*GIVEN DATA*.
+ + + + + + +

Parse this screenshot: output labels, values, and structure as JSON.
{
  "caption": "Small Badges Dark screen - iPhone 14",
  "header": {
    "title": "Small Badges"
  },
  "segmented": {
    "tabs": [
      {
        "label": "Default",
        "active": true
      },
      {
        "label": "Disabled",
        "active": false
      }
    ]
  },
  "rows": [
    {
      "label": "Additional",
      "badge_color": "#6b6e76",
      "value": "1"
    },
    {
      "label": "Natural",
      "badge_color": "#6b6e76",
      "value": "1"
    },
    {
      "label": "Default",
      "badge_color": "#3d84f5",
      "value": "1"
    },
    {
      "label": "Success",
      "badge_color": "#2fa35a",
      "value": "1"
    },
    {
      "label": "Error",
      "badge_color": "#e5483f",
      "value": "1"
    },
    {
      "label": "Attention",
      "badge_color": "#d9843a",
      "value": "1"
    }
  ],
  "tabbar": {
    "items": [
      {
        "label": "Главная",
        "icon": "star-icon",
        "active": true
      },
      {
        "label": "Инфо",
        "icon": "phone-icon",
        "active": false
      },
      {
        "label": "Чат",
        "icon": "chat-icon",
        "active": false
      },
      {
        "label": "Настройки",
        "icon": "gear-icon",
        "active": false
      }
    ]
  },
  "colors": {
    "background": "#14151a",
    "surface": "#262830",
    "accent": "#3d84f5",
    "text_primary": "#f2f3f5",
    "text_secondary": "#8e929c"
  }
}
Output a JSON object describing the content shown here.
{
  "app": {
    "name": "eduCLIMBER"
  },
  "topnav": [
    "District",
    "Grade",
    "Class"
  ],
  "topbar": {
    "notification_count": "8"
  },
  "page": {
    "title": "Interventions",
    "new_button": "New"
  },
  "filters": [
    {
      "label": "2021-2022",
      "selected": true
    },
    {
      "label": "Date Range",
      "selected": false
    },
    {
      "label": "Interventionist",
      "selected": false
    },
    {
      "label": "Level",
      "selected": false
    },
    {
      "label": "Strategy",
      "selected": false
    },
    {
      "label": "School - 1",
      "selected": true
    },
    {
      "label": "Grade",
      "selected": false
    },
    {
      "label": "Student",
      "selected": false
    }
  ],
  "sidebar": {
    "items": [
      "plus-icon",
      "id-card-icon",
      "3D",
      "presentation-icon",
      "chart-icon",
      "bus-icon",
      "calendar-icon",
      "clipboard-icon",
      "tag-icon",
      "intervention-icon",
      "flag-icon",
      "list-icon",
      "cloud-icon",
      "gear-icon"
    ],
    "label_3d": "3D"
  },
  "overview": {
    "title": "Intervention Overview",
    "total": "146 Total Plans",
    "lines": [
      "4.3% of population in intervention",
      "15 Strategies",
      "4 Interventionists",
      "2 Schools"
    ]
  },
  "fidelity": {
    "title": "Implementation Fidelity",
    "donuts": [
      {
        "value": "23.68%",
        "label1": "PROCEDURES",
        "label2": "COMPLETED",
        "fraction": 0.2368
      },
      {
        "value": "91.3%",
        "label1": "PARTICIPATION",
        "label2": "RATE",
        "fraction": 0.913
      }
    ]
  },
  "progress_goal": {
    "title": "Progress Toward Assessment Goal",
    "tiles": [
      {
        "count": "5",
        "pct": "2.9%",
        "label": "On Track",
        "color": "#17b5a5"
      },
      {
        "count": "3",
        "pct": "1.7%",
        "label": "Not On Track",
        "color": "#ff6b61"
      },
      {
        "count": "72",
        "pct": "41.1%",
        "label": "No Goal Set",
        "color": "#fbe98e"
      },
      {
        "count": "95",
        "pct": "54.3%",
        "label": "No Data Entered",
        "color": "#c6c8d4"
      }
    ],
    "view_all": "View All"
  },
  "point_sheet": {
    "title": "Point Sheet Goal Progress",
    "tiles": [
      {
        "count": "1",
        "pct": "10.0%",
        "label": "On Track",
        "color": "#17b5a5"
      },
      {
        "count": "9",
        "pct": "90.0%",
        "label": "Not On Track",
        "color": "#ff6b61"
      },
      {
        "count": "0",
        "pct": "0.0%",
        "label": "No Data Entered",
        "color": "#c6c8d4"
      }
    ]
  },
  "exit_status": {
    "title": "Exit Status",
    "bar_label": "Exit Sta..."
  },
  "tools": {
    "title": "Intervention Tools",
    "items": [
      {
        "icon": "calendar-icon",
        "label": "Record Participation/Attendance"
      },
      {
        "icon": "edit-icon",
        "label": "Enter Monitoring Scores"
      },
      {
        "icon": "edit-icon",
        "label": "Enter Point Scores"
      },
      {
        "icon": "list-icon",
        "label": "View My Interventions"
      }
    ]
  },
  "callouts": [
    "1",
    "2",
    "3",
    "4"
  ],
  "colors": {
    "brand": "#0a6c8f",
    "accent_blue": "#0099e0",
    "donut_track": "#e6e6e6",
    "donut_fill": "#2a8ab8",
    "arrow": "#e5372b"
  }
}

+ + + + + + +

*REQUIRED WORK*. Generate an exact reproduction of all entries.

*YOUR RESPONSE*.
Parse this screenshot: output labels, values, and structure as JSON.
{
  "caption": "Small Badges Dark screen - iPhone 14",
  "header": {
    "title": "Small Badges"
  },
  "segmented": {
    "tabs": [
      {
        "label": "Default",
        "active": true
      },
      {
        "label": "Disabled",
        "active": false
      }
    ]
  },
  "rows": [
    {
      "label": "Additional",
      "badge_color": "#6b6e76",
      "value": "1"
    },
    {
      "label": "Natural",
      "badge_color": "#6b6e76",
      "value": "1"
    },
    {
      "label": "Default",
      "badge_color": "#3d84f5",
      "value": "1"
    },
    {
      "label": "Success",
      "badge_color": "#2fa35a",
      "value": "1"
    },
    {
      "label": "Error",
      "badge_color": "#e5483f",
      "value": "1"
    },
    {
      "label": "Attention",
      "badge_color": "#d9843a",
      "value": "1"
    }
  ],
  "tabbar": {
    "items": [
      {
        "label": "Главная",
        "icon": "star-icon",
        "active": true
      },
      {
        "label": "Инфо",
        "icon": "phone-icon",
        "active": false
      },
      {
        "label": "Чат",
        "icon": "chat-icon",
        "active": false
      },
      {
        "label": "Настройки",
        "icon": "gear-icon",
        "active": false
      }
    ]
  },
  "colors": {
    "background": "#14151a",
    "surface": "#262830",
    "accent": "#3d84f5",
    "text_primary": "#f2f3f5",
    "text_secondary": "#8e929c"
  }
}
Output a JSON object describing the content shown here.
{
  "app": {
    "name": "eduCLIMBER"
  },
  "topnav": [
    "District",
    "Grade",
    "Class"
  ],
  "topbar": {
    "notification_count": "8"
  },
  "page": {
    "title": "Interventions",
    "new_button": "New"
  },
  "filters": [
    {
      "label": "2021-2022",
      "selected": true
    },
    {
      "label": "Date Range",
      "selected": false
    },
    {
      "label": "Interventionist",
      "selected": false
    },
    {
      "label": "Level",
      "selected": false
    },
    {
      "label": "Strategy",
      "selected": false
    },
    {
      "label": "School - 1",
      "selected": true
    },
    {
      "label": "Grade",
      "selected": false
    },
    {
      "label": "Student",
      "selected": false
    }
  ],
  "sidebar": {
    "items": [
      "plus-icon",
      "id-card-icon",
      "3D",
      "presentation-icon",
      "chart-icon",
      "bus-icon",
      "calendar-icon",
      "clipboard-icon",
      "tag-icon",
      "intervention-icon",
      "flag-icon",
      "list-icon",
      "cloud-icon",
      "gear-icon"
    ],
    "label_3d": "3D"
  },
  "overview": {
    "title": "Intervention Overview",
    "total": "146 Total Plans",
    "lines": [
      "4.3% of population in intervention",
      "15 Strategies",
      "4 Interventionists",
      "2 Schools"
    ]
  },
  "fidelity": {
    "title": "Implementation Fidelity",
    "donuts": [
      {
        "value": "23.68%",
        "label1": "PROCEDURES",
        "label2": "COMPLETED",
        "fraction": 0.2368
      },
      {
        "value": "91.3%",
        "label1": "PARTICIPATION",
        "label2": "RATE",
        "fraction": 0.913
      }
    ]
  },
  "progress_goal": {
    "title": "Progress Toward Assessment Goal",
    "tiles": [
      {
        "count": "5",
        "pct": "2.9%",
        "label": "On Track",
        "color": "#17b5a5"
      },
      {
        "count": "3",
        "pct": "1.7%",
        "label": "Not On Track",
        "color": "#ff6b61"
      },
      {
        "count": "72",
        "pct": "41.1%",
        "label": "No Goal Set",
        "color": "#fbe98e"
      },
      {
        "count": "95",
        "pct": "54.3%",
        "label": "No Data Entered",
        "color": "#c6c8d4"
      }
    ],
    "view_all": "View All"
  },
  "point_sheet": {
    "title": "Point Sheet Goal Progress",
    "tiles": [
      {
        "count": "1",
        "pct": "10.0%",
        "label": "On Track",
        "color": "#17b5a5"
      },
      {
        "count": "9",
        "pct": "90.0%",
        "label": "Not On Track",
        "color": "#ff6b61"
      },
      {
        "count": "0",
        "pct": "0.0%",
        "label": "No Data Entered",
        "color": "#c6c8d4"
      }
    ]
  },
  "exit_status": {
    "title": "Exit Status",
    "bar_label": "Exit Sta..."
  },
  "tools": {
    "title": "Intervention Tools",
    "items": [
      {
        "icon": "calendar-icon",
        "label": "Record Participation/Attendance"
      },
      {
        "icon": "edit-icon",
        "label": "Enter Monitoring Scores"
      },
      {
        "icon": "edit-icon",
        "label": "Enter Point Scores"
      },
      {
        "icon": "list-icon",
        "label": "View My Interventions"
      }
    ]
  },
  "callouts": [
    "1",
    "2",
    "3",
    "4"
  ],
  "colors": {
    "brand": "#0a6c8f",
    "accent_blue": "#0099e0",
    "donut_track": "#e6e6e6",
    "donut_fill": "#2a8ab8",
    "arrow": "#e5372b"
  }
}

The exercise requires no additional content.